Although adolescents have benefitted from progress in education and public health over the past two decades, a UNICEF report entitled "Progress for Children" reveals that tens of millions of adolescents are still without education and over 1 million are dying each year.
According to the report, the most challenging place for an adolescent to live is in Sub-Saharan Africa. By 2050, it is estimated that the region will have the greatest number of adolescents in the world. However, youth employment in the region is low and only half of the children finish primary school.
Other alarming consequences of the benefits of progress not being equally shared amongst the total of 1.2 billion adolescents worldwide are also highlighted in the report.
The United Nations defines adolescents as those between the ages of 10 and 19.
UNICEF Deputy Executive Director Geeta Rao Gupta explained:
"The disadvantages of poverty, social status, gender or disability prevent millions of adolescents from realizing their rights to quality education, health care, protection and participation.
This comprehensive report card strengthens our understanding of the problems facing the poorest and most disadvantaged adolescents. It is time to attend to their needs; they must not be left behind."
According to the report, more investment is needed in order to improve the lives and wellbeing of adolescents. 1.4 million adolescents die each year due to childbirth complications, AIDS, violence, suicide, road traffic injuries and other causes. In Africa, the top cause of death for girls aged 15 to 19 is complications in pregnancy and childbirth. In some Latin American countries, more teenage boys die from homicide than from suicide or road traffic injuries.
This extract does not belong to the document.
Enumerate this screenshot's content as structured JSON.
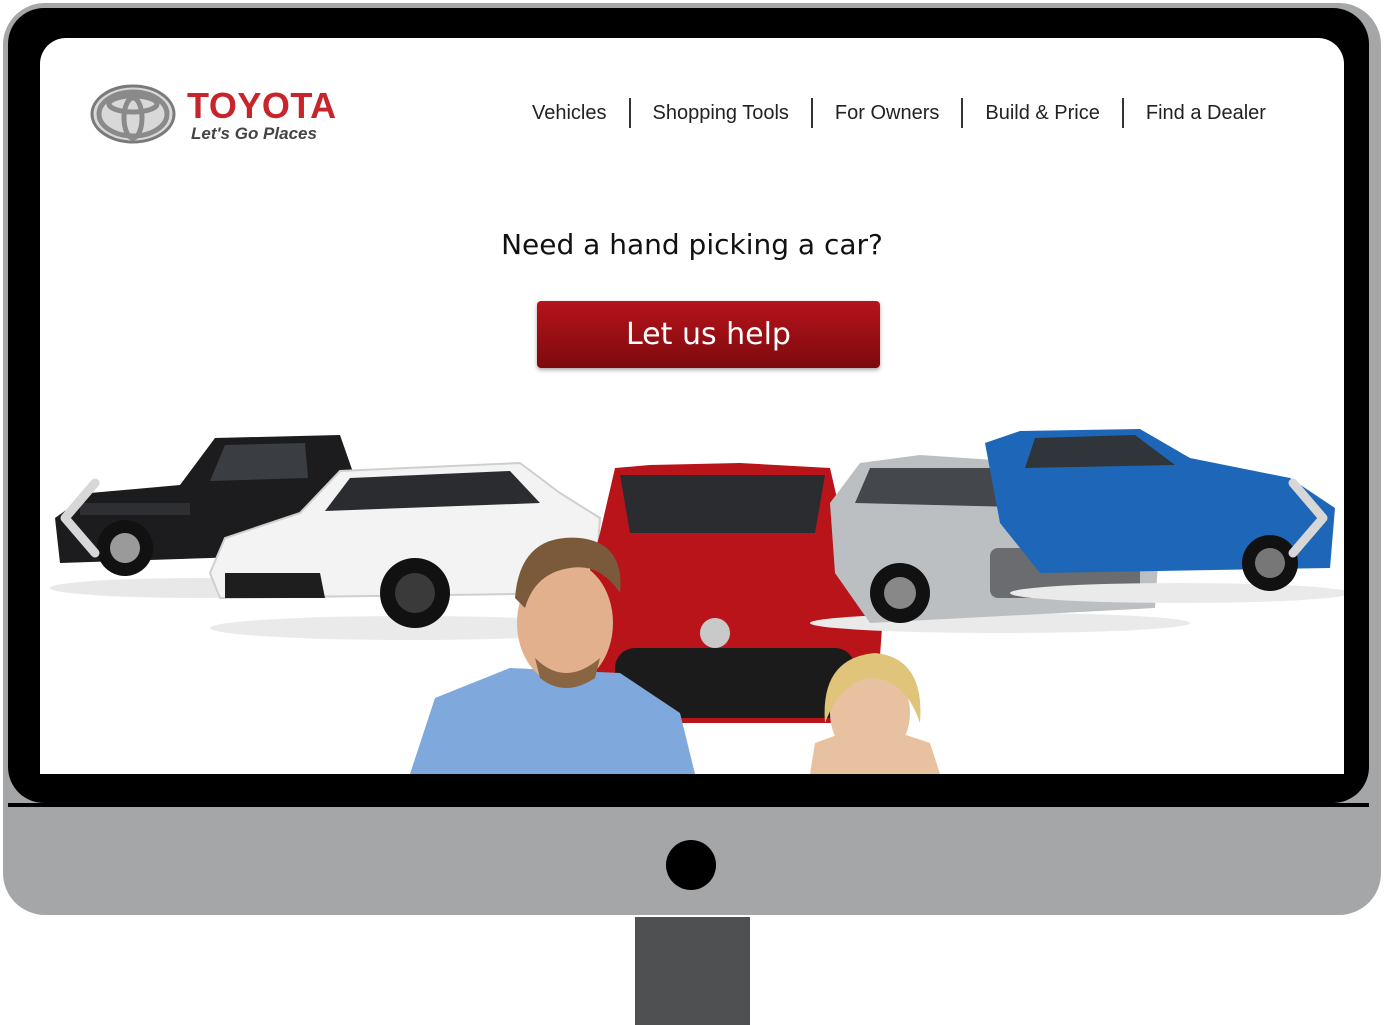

In early childhood, disease and nutrition are major threats, however, when entering adolescence, the risk of violence increases, particularly for teenage girls who are vulnerable to violence in marriage. A study conducted in the Democratic Republic of Congo found that 70% of girls aged between 15 to 19 who had been married experienced violence from their current/former partner or spouse.
In the Caribbean, Latin America and Sub-Saharan Africa, birth rates among adolescents are relatively high. According to the report, half of women aged 20 to 24 in Niger, gave birth before 18 years of age.
At present, 90% of primary school aged children worldwide are enrolled in primary schools. Although secondary education systems have been expanded in many countries, enrollment to these schools in the developing world, especially in Africa and Asia, remains low. In addition, many students of secondary school age are in primary schools. Sub-Saharan Africa has the worst secondary eduction indicators of any region.
Worldwide, approximately 71 million children are not in school, and 127 million adolescents aged between 15 and 24 are illiterate - primarily in Sub-Saharan Africa and South Asia.
In order to realize the rights of all adolescents, significant efforts in policy, advocacy and programs are required according to the report.
Given that adolescence is a vital stage of childhood means that correctly investing in adolescents can overcome the poverty cycle, leading to social, economic and political benefits for adolescents, communities and nations. The report also points out that adolescents should be viewed as being able to really make an impact on communities, and therefore, it is important that programs and policies acknowledge adolescents capacity in terms of creativity, innovation and energy to solve their problems whilst protecting them.
Written By Grace Rattue